In my last entry (What is a Downtown?: Changing Definitions for Changing Times), I included my definition of downtowns, which attempted to draw out the similarities between traditional and non-traditional downtowns of different shapes and sizes. While developing a single definition of a downtown provides a way to distinguish downtowns from other commercial areas, identifying the types of downtowns assists government officials and business groups in determining comparable downtowns and best practices for downtown planning. Since the word “downtown” may be applied to a major city’s central business district and a tiny rural crossroads, observers should be careful when comparing them.
Frequently, downtowns are divided up by the size of the city or the metropolitan area. This method is reasonable since city and metropolitan area population is easily determined through U.S. Census Bureau figures, but ignores two aspects of downtowns: (1) the size of the “community” the downtown serves, which may or may not align with the city limits or Census Bureau Metropolitan Statistical Area boundaries; and (2) property ownership within the downtown, which tends to differentiate traditional from non-traditional downtowns. The following provides a classification of downtowns based on the community served by the downtown and the property ownership patterns:
- Regional downtowns: Regional downtowns, such as Downtown Los Angeles and Downtown Reno (NV), serve and represent a region as a whole. Typically, regions have only one or possibly two primary regional downtowns. These downtowns typically have the region’s principal financial, government, and cultural uses and uses with national and global significance.
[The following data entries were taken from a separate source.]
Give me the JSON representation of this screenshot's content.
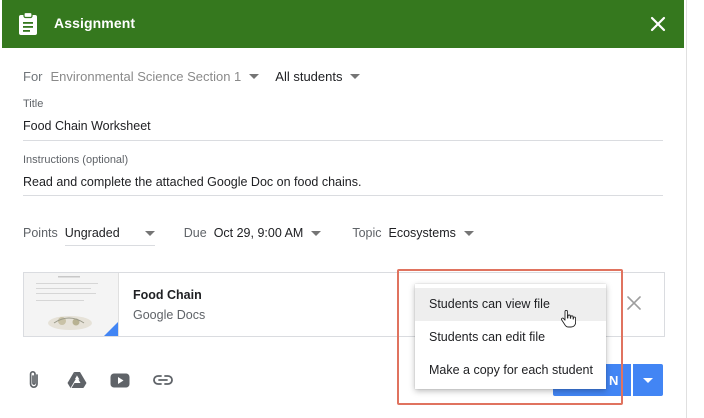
{
  "header": {
    "title": "Assignment",
    "bg_color": "#35781e"
  },
  "for_row": {
    "label": "For",
    "class_name": "Environmental Science Section 1",
    "students": "All students"
  },
  "title_field": {
    "label": "Title",
    "value": "Food Chain Worksheet"
  },
  "instructions_field": {
    "label": "Instructions (optional)",
    "value": "Read and complete the attached Google Doc on food chains."
  },
  "settings": {
    "points_label": "Points",
    "points_value": "Ungraded",
    "due_label": "Due",
    "due_value": "Oct 29, 9:00 AM",
    "topic_label": "Topic",
    "topic_value": "Ecosystems"
  },
  "attachment": {
    "title": "Food Chain",
    "subtitle": "Google Docs"
  },
  "share_menu": {
    "items": [
      "Students can view file",
      "Students can edit file",
      "Make a copy for each student"
    ],
    "hovered_index": 0
  },
  "assign_button": {
    "visible_label": "N",
    "color": "#4285f4"
  },
  "toolbar_icons": [
    "attach-icon",
    "drive-icon",
    "youtube-icon",
    "link-icon"
  ],
  "highlight_color": "#e0735f"
}
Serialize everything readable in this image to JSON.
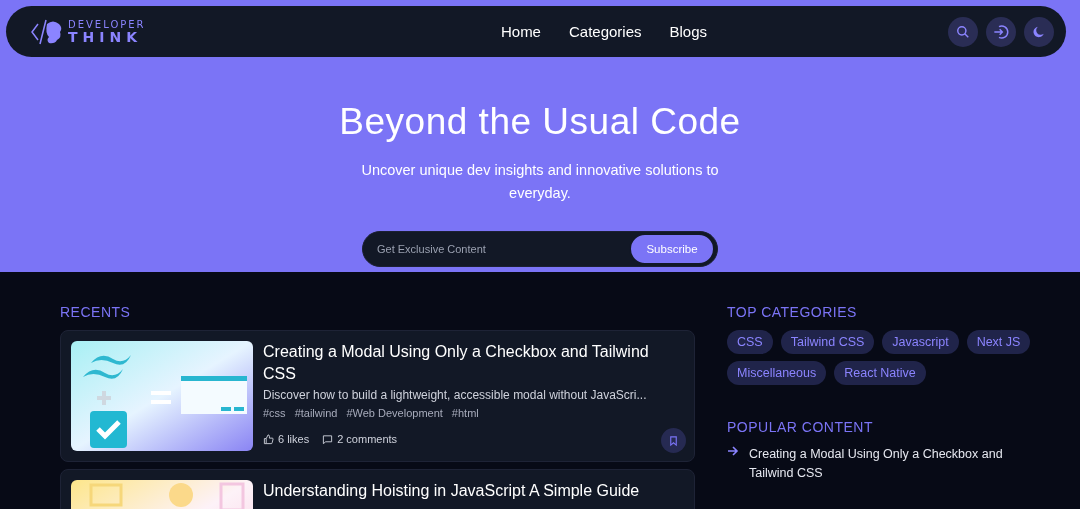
{
  "nav": {
    "logo_top": "DEVELOPER",
    "logo_bottom": "THINK",
    "links": [
      "Home",
      "Categories",
      "Blogs"
    ]
  },
  "hero": {
    "title": "Beyond the Usual Code",
    "subtitle": "Uncover unique dev insights and innovative solutions to everyday.",
    "subscribe": {
      "placeholder": "Get Exclusive Content",
      "button": "Subscribe"
    }
  },
  "recents": {
    "heading": "RECENTS",
    "posts": [
      {
        "title": "Creating a Modal Using Only a Checkbox and Tailwind CSS",
        "excerpt": "Discover how to build a lightweight, accessible modal without JavaScri...",
        "tags": [
          "#css",
          "#tailwind",
          "#Web Development",
          "#html"
        ],
        "likes": "6 likes",
        "comments": "2 comments"
      },
      {
        "title": "Understanding Hoisting in JavaScript A Simple Guide"
      }
    ]
  },
  "top_categories": {
    "heading": "TOP CATEGORIES",
    "items": [
      "CSS",
      "Tailwind CSS",
      "Javascript",
      "Next JS",
      "Miscellaneous",
      "React Native"
    ]
  },
  "popular_content": {
    "heading": "POPULAR CONTENT",
    "items": [
      "Creating a Modal Using Only a Checkbox and Tailwind CSS"
    ]
  }
}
Most regional downtowns lack the strong retail core they had in decades past, though there are notable exceptions (including Portland, San Diego, San Francisco, and Seattle). Large regional downtowns have historically had a relatively small residential population due to high property values, but they have recently become more popular residential areas for singles, couples with no children, and retirees. Restaurants are popular because of the daytime (and growing nighttime) population.
- City downtowns: City downtowns such as Downtown Davis (CA) (outside of Sacramento) occupy the wide geographical gap between regional downtowns and rural downtowns (described below). City downtowns serve a community that is primarily developed and typically have local financial, civic, cultural, and retail uses. Property values are not usually as high as in regional downtowns, so they often have multi-family and single-family residential uses within or adjacent to the downtown.
- Rural downtowns: Rural downtowns serve a mix of developed and undeveloped areas. Rural areas devote less space to commercial, industrial, and residential uses than in urban areas; consequently, rural downtowns have a greater variety of uses (for example, an automotive parts store may be in the rural center) and tend to strongly reflect the dominant local industry(ies), whether agricultural, fishing, forestry, government, health care, manufacturing, mining, or tourism. An example would be the Town of Yountville, which serves the predominantly agricultural and tourist economies in the Napa Valley, or City of Patterson, the “Apricot Capital of the World” in California’s Central Valley.
- Neighborhood downtowns: Neighborhood downtowns such as Downtown La Jolla in the City of San Diego are smaller commercial areas that serve a neighborhood within a larger city. Depending on their size, they may include a range of retail, services, and offices or only a few businesses. Neighborhood downtowns tend to strongly reflect the personality of their respective neighborhoods, particularly ethnic, class, cultural, and economic characteristics.
- Non-traditional downtowns: Traditional downtowns have historically developed on many small private parcels built by many developers with public streets, plazas, and parks. By contrast, non-traditional downtowns tend to develop on a few large private parcels, are planned, designed, and built largely by a single private developer or a few private developers, and often include private streets and spaces. The difference between traditional and non-traditional downtowns reflects the transformation in development patterns between the first and last halves of the 20th century. The Las Vegas Strip, a 4.5-mile-long string of large resorts and smaller businesses, has the characteristics of a downtown, including compact form, higher densities, a growing variety of uses (though offices tend to stay off of the Strip), and reliance on multiple transportation modes. Examples of non-traditional downtowns include Santana Row in San José (CA) and Downtown Brea (CA). Downtown Brea was built on the site of the City of Brea’s traditional downtown. Developers have the space to build self-contained districts, so non-traditional downtowns tend to lack interaction with adjoining properties. I do not consider development projects such as The Grove in Los Angeles and Victoria Gardens in Rancho Cucamonga (CA) to be non-traditional downtowns. They mimic the appearance and function of a traditional downtown, but lack a mix of uses and do not fully incorporate multiple transportation modes.
Many downtowns are a blend of different types. California’s Central Valley includes a few regional downtowns – Sacramento, Stockton, Fresno, and Bakersfield – and a string of smaller downtowns that include elements of both regional and city downtowns. In many areas redevelopment in traditional downtowns has led to the creation of large private parcels, which allow a single developer or agency to plan and build a non-traditional downtown.